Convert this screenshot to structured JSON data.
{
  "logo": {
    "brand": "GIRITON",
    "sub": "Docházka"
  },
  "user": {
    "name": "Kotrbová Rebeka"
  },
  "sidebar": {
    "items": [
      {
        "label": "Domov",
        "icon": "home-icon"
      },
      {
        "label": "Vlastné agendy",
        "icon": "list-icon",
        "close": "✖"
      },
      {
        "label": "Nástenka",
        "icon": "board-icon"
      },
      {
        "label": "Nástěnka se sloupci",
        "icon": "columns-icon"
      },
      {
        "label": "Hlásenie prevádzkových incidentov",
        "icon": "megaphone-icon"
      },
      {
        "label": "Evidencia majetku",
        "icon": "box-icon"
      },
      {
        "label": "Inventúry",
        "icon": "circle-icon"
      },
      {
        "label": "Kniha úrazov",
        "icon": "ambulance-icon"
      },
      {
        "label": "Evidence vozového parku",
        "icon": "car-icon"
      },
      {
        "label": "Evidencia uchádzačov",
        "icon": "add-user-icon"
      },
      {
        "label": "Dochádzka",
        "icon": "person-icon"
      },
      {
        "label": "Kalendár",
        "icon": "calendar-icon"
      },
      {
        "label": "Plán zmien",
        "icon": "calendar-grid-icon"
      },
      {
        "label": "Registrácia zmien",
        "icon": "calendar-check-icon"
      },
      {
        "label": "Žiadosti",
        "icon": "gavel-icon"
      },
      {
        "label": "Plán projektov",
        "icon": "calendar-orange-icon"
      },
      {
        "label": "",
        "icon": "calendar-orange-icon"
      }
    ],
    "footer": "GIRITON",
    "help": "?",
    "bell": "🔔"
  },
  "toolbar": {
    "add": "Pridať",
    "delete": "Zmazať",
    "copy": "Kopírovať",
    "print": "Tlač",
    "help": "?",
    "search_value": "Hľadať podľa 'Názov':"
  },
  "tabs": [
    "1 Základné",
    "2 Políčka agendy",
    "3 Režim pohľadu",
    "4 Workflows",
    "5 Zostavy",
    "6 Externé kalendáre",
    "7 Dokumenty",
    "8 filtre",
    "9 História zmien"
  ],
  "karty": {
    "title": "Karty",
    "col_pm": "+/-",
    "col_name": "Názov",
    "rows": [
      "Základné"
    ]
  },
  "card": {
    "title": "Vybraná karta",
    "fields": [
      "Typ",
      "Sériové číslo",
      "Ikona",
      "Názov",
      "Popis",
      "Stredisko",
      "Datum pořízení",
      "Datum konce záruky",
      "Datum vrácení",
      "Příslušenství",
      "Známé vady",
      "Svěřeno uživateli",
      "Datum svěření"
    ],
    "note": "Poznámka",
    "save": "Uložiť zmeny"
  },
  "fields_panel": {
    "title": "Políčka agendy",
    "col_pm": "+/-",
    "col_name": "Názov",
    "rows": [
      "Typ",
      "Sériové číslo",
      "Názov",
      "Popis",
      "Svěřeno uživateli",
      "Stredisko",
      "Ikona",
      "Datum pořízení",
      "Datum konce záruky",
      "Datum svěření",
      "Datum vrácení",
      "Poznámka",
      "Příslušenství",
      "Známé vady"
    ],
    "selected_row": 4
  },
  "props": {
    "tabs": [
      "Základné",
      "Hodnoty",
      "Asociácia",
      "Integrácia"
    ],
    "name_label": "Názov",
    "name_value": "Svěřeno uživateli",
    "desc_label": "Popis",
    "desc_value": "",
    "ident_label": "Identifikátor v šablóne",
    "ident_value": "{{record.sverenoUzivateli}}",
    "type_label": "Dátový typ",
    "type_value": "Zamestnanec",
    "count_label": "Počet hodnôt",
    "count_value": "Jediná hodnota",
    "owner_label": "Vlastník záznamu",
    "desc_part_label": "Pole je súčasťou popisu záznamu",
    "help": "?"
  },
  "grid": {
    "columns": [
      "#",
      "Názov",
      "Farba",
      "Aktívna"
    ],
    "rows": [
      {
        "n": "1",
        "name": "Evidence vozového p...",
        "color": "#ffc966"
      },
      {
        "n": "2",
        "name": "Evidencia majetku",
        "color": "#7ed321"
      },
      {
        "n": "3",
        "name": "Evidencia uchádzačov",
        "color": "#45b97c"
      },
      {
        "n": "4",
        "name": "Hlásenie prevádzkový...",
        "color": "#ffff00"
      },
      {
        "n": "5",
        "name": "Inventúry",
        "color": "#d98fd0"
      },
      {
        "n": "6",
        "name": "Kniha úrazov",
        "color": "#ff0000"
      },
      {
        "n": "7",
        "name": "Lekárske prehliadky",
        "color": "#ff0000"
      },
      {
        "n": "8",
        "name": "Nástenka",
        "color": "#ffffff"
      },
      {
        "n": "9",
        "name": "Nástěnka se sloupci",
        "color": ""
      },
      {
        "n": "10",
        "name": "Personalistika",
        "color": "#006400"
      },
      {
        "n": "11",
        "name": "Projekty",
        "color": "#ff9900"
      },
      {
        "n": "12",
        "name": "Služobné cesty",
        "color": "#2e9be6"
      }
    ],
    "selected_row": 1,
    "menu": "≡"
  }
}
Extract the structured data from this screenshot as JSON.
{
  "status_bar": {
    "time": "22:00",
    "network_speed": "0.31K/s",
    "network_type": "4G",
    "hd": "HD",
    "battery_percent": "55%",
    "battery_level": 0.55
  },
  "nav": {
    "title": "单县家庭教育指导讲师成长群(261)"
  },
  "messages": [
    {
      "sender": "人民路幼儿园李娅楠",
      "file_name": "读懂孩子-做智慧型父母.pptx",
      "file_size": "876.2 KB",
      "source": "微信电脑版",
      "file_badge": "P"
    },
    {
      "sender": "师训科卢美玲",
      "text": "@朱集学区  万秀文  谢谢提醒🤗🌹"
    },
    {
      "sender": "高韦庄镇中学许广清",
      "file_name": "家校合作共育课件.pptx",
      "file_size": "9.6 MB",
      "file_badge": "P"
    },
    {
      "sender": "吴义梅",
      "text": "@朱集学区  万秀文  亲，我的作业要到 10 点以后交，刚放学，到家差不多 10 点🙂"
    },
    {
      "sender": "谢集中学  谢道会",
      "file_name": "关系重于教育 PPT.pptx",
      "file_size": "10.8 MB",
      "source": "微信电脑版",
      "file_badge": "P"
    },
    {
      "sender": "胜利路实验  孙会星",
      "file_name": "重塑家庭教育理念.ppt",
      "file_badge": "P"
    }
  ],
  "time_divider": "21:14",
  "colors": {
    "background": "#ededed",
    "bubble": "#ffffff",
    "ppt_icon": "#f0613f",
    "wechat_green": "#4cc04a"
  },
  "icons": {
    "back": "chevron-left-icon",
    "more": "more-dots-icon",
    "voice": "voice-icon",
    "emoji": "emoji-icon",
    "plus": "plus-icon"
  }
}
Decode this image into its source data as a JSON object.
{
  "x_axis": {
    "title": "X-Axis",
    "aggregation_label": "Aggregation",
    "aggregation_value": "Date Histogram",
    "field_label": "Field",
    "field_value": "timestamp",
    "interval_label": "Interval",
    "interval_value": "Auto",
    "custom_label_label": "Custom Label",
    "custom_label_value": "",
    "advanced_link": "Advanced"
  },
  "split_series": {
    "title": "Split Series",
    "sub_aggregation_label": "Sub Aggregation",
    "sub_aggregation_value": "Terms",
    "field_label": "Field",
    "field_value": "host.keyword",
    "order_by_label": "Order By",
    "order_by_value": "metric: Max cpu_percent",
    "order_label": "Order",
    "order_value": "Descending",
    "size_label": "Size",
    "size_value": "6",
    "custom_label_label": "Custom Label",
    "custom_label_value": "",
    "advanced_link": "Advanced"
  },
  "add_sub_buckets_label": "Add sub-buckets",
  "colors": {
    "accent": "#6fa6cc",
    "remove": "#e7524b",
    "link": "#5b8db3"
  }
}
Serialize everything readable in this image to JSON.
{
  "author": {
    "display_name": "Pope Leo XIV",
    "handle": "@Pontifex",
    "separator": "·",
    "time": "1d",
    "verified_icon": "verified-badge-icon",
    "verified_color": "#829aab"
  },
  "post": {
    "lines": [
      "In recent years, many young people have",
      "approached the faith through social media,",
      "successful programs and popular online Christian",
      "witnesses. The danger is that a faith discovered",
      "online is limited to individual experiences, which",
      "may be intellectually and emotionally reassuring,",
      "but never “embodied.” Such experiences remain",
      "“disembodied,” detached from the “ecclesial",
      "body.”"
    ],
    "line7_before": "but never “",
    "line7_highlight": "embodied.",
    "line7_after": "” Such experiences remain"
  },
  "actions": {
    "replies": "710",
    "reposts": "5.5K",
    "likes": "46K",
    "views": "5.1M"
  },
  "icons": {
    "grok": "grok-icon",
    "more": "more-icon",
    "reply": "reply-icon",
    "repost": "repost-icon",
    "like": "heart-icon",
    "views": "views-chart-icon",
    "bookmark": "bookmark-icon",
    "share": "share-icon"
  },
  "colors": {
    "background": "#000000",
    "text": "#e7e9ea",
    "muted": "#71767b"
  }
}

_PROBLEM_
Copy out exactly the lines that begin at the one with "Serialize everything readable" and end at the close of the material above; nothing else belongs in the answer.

_PROBLEM SOLUTION_
Serialize everything readable in this image to JSON.
{
  "author": {
    "display_name": "Pope Leo XIV",
    "handle": "@Pontifex",
    "separator": "·",
    "time": "1d",
    "verified_icon": "verified-badge-icon",
    "verified_color": "#829aab"
  },
  "post": {
    "lines": [
      "In recent years, many young people have",
      "approached the faith through social media,",
      "successful programs and popular online Christian",
      "witnesses. The danger is that a faith discovered",
      "online is limited to individual experiences, which",
      "may be intellectually and emotionally reassuring,",
      "but never “embodied.” Such experiences remain",
      "“disembodied,” detached from the “ecclesial",
      "body.”"
    ],
    "line7_before": "but never “",
    "line7_highlight": "embodied.",
    "line7_after": "” Such experiences remain"
  },
  "actions": {
    "replies": "710",
    "reposts": "5.5K",
    "likes": "46K",
    "views": "5.1M"
  },
  "icons": {
    "grok": "grok-icon",
    "more": "more-icon",
    "reply": "reply-icon",
    "repost": "repost-icon",
    "like": "heart-icon",
    "views": "views-chart-icon",
    "bookmark": "bookmark-icon",
    "share": "share-icon"
  },
  "colors": {
    "background": "#000000",
    "text": "#e7e9ea",
    "muted": "#71767b"
  }
}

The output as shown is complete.